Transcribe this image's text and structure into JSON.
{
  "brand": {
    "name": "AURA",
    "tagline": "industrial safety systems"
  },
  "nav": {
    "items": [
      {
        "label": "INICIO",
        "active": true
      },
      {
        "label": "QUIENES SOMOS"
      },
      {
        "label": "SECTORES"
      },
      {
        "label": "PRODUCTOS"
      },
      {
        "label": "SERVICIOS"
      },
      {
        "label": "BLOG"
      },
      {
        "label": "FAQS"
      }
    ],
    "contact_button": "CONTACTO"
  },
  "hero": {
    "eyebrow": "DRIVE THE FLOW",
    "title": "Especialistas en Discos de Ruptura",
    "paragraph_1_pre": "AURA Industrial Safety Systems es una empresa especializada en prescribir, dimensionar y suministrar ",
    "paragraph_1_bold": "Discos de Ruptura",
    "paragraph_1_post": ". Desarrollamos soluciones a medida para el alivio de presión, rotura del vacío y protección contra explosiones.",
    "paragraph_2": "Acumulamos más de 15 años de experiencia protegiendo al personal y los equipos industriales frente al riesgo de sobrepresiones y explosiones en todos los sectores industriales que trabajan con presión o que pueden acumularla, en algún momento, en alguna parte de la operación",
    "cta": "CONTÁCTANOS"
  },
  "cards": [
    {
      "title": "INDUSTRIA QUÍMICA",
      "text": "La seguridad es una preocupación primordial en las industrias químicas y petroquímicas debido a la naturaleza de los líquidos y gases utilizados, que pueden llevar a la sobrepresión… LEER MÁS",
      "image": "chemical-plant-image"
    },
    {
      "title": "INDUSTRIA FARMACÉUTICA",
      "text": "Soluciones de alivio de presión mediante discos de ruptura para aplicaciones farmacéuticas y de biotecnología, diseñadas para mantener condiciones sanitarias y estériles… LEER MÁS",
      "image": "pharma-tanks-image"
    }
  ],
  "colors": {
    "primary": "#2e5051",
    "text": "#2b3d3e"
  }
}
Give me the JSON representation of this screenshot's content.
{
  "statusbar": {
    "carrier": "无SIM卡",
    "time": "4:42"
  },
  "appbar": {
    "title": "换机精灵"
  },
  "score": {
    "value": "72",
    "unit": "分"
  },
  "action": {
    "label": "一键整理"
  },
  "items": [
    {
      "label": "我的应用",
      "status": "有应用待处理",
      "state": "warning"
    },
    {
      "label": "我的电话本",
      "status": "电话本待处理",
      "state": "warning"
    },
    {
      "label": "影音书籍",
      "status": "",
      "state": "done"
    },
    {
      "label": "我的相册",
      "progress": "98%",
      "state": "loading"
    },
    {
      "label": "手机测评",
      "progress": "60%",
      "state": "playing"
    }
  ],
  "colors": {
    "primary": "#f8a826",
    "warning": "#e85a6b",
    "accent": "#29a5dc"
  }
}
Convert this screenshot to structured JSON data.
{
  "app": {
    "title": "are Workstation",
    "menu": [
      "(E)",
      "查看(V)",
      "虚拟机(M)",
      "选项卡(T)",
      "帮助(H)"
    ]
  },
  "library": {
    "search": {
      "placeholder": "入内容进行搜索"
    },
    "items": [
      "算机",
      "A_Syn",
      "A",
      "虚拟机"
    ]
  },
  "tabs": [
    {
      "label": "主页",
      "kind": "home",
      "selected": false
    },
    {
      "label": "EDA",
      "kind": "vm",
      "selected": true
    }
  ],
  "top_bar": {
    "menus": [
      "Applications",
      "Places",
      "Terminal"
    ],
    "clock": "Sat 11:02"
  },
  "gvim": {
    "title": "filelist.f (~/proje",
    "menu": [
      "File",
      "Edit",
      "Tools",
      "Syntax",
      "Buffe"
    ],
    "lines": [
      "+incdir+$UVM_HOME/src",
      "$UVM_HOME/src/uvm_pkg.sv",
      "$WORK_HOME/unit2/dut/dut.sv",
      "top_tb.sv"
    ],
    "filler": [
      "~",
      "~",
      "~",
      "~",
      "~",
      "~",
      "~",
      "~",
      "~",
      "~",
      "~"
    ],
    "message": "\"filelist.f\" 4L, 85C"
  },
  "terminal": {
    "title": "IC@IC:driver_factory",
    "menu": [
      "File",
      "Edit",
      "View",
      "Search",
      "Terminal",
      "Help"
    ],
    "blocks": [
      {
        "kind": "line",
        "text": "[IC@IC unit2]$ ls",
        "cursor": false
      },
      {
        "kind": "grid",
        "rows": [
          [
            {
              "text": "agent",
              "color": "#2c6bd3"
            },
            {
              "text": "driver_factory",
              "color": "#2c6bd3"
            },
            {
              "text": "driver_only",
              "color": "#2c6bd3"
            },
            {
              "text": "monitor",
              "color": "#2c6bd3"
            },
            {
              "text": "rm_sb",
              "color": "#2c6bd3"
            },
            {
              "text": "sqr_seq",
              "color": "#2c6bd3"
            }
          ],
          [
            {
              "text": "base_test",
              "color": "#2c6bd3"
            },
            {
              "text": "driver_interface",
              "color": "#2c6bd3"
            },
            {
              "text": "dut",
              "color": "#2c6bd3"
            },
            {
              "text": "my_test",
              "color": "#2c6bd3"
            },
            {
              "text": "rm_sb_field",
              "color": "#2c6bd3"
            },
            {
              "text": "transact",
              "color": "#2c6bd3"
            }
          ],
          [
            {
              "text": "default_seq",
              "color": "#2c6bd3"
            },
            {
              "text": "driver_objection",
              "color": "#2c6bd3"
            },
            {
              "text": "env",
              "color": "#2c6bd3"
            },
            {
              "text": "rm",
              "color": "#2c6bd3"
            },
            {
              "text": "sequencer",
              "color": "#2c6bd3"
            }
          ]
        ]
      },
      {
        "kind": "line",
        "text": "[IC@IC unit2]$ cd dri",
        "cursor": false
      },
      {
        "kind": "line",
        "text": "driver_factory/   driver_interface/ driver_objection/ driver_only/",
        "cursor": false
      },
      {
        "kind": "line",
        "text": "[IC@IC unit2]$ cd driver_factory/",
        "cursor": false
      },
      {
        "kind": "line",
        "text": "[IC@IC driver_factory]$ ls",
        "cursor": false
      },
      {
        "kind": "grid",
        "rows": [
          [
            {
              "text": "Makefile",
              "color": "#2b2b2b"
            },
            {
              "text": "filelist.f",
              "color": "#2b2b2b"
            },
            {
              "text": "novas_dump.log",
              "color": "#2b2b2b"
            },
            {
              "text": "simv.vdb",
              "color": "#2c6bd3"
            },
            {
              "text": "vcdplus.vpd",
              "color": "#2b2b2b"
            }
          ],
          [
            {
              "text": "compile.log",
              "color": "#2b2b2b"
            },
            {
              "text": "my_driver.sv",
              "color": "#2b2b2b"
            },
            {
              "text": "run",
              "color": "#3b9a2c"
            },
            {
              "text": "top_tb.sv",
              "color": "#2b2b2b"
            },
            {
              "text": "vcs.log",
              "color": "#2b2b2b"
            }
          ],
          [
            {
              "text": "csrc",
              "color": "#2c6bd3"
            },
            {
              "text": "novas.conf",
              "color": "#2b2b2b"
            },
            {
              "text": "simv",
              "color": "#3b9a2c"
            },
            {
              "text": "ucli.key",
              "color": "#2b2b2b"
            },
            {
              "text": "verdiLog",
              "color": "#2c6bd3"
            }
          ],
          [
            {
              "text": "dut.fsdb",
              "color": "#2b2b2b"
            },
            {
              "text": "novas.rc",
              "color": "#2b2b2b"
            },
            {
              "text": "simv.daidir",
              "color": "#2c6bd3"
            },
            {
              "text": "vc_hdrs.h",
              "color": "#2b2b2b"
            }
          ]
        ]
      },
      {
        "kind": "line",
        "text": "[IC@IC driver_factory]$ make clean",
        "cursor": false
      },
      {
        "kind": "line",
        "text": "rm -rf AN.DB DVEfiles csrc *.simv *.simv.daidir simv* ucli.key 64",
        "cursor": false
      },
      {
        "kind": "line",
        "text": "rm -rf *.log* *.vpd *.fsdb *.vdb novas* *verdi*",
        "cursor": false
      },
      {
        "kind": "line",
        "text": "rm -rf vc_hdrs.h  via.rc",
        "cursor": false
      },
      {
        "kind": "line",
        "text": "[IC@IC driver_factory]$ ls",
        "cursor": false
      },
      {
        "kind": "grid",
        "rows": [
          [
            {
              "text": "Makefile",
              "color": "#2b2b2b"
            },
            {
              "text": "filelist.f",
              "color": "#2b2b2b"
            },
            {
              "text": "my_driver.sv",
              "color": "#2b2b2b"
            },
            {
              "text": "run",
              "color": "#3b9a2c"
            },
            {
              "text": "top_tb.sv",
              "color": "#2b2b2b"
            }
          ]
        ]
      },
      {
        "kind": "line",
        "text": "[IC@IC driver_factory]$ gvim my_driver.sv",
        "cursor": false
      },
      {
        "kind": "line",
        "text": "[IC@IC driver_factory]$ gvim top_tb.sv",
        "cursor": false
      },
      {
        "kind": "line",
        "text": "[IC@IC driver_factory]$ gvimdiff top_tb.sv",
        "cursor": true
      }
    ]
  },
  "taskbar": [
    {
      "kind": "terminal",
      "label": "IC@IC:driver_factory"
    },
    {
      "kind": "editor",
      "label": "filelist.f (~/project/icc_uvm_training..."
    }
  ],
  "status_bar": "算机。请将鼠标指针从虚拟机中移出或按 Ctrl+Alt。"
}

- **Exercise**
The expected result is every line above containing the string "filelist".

- **Written answer**
    "title": "filelist.f (~/proje",
    "message": "\"filelist.f\" 4L, 85C"
              "text": "filelist.f",
              "text": "filelist.f",
      "label": "filelist.f (~/project/icc_uvm_training..."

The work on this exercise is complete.